PROBLEM DETAILS = The expected answer is every line from the material below that has the word "What".
=== Section Start ===
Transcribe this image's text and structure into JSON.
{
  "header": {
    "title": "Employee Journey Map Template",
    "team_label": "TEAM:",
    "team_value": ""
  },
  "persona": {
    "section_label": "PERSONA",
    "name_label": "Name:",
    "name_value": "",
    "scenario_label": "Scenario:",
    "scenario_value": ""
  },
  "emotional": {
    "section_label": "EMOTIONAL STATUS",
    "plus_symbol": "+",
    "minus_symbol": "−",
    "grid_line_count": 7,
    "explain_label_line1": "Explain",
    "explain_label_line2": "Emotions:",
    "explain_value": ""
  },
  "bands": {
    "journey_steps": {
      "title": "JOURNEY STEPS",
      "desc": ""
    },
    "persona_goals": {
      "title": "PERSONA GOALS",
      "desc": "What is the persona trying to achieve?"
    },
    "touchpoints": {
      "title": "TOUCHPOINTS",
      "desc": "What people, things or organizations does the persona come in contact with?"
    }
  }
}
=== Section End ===
RESPONSE TO THE EXERCISE =
      "desc": "What is the persona trying to achieve?"
      "desc": "What people, things or organizations does the persona come in contact with?"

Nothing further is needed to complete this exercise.